#### [PROVIDED MATERIAL]

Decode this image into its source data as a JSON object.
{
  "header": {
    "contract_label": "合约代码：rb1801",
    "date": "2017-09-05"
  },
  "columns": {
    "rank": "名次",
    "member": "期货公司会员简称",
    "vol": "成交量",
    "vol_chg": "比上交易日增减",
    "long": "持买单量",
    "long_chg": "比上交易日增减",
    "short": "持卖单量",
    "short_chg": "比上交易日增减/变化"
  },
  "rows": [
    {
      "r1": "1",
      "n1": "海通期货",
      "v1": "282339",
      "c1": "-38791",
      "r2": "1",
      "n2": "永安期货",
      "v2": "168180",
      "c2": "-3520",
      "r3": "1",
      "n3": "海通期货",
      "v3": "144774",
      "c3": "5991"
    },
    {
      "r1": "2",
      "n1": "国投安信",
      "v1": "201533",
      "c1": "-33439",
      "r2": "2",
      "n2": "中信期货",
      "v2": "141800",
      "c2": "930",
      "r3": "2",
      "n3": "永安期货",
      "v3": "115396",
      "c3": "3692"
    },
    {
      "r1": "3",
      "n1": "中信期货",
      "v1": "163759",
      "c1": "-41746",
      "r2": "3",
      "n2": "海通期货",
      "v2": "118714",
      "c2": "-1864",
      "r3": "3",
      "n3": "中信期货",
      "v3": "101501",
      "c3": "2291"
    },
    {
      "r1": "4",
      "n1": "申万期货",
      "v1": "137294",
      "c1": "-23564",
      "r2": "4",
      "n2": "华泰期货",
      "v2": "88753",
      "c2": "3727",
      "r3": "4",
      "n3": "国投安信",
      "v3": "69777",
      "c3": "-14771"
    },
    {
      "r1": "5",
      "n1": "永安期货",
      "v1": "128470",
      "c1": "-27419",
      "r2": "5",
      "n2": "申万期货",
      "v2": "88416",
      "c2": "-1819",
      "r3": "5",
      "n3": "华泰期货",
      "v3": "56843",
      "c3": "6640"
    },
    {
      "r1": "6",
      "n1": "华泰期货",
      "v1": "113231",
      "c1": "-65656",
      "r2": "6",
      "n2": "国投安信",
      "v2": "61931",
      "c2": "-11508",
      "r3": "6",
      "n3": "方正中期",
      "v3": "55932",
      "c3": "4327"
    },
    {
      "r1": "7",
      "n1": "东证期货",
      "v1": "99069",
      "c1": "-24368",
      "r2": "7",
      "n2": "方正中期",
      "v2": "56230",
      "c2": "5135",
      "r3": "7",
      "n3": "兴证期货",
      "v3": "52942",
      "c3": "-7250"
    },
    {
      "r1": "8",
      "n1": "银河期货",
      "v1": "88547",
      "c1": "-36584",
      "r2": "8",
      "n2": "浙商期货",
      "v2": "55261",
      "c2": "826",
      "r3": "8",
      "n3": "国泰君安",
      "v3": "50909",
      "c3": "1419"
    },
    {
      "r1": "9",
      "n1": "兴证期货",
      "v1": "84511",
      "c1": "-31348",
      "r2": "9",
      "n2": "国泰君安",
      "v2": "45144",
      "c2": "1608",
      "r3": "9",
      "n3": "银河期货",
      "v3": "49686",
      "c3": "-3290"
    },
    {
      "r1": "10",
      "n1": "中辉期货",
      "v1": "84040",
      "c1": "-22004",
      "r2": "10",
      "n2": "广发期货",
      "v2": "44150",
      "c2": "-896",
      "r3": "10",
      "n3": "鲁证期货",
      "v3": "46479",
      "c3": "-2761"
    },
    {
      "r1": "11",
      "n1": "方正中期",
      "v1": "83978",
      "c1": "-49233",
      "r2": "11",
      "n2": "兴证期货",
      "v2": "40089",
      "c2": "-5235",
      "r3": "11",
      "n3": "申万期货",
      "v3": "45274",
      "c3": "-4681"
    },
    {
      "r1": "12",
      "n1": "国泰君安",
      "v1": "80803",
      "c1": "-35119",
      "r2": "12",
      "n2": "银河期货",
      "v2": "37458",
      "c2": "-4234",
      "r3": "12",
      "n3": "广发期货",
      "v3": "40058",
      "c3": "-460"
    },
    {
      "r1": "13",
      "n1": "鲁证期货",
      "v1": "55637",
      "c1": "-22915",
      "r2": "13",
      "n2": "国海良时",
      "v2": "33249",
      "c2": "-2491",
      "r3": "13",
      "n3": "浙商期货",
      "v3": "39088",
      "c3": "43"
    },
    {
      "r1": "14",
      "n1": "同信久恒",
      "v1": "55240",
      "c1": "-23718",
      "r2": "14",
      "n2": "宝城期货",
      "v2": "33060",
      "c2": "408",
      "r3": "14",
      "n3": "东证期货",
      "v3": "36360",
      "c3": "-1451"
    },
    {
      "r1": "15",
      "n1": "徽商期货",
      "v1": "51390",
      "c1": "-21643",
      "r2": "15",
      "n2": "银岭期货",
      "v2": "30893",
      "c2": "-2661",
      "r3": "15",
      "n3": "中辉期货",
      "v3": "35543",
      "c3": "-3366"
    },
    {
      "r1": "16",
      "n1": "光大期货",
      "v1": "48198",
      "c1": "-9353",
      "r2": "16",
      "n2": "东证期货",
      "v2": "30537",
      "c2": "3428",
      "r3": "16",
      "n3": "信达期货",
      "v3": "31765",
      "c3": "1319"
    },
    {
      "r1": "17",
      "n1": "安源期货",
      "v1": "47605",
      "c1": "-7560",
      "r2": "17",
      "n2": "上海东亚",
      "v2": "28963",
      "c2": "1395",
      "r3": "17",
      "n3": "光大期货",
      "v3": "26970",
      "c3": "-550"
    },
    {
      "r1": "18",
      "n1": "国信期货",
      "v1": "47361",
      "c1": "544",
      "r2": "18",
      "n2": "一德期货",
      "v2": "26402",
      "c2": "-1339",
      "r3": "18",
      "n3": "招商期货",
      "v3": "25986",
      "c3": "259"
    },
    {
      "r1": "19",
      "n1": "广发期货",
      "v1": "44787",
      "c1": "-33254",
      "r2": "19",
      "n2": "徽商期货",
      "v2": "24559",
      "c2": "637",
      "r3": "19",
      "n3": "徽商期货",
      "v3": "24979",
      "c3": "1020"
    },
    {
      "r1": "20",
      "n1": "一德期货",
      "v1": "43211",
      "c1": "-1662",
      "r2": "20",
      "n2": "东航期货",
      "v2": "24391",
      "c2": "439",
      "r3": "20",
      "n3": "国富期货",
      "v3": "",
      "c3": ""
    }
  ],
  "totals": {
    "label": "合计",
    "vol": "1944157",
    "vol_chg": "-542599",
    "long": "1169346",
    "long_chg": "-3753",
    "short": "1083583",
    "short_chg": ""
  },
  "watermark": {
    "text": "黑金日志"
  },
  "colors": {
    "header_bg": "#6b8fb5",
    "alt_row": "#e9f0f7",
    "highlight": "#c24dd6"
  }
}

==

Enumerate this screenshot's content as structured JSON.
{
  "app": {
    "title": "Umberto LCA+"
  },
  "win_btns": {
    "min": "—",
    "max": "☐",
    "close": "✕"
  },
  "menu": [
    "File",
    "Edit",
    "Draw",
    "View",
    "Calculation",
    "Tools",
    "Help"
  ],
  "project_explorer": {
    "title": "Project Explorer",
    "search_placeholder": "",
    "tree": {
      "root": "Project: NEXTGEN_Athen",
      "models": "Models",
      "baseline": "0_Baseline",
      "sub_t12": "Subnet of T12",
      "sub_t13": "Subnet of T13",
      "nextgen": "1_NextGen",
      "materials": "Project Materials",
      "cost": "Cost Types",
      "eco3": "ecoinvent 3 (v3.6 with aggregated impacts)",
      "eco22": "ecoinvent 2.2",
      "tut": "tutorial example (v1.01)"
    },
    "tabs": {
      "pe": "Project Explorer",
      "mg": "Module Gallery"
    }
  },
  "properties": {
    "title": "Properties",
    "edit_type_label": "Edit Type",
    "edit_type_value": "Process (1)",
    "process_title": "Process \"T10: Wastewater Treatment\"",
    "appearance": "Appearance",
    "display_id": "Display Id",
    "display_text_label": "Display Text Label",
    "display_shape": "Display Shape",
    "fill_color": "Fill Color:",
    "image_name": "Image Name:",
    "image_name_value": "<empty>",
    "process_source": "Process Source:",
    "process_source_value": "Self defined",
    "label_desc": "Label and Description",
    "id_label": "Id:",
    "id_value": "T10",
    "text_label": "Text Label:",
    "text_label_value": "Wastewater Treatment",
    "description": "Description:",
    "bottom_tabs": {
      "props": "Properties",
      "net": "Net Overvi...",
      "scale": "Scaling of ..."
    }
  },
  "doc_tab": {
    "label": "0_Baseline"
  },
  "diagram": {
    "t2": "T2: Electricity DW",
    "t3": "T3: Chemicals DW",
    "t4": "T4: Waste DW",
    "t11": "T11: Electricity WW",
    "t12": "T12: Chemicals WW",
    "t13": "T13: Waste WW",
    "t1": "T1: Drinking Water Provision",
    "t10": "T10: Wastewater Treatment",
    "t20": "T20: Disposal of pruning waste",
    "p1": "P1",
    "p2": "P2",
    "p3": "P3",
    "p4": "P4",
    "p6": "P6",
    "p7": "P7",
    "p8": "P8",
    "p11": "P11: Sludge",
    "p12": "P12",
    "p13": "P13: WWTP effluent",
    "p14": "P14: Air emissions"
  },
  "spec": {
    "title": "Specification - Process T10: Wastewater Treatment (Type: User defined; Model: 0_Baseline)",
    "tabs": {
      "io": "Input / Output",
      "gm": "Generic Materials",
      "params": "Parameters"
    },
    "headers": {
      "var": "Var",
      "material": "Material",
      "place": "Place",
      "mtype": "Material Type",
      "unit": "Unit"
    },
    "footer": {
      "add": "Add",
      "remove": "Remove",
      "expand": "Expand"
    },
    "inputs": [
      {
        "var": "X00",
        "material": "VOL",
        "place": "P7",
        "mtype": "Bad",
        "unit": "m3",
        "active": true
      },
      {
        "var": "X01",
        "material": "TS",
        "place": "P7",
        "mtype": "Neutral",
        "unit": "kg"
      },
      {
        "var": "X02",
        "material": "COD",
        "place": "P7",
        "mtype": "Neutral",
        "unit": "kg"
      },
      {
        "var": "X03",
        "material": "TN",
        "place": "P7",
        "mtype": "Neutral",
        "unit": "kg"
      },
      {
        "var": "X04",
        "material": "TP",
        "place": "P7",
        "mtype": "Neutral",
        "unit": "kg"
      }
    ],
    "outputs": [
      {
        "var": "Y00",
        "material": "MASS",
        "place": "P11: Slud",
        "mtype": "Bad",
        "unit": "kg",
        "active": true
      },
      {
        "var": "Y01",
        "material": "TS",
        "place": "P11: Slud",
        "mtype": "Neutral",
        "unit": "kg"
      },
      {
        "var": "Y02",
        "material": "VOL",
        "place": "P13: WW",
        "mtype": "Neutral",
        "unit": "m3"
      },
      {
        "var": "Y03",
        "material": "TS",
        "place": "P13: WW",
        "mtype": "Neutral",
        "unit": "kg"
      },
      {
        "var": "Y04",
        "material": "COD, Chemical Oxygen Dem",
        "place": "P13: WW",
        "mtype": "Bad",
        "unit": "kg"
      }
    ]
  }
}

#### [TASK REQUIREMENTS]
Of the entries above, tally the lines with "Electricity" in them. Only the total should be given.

#### [TASK RESPONSE]
2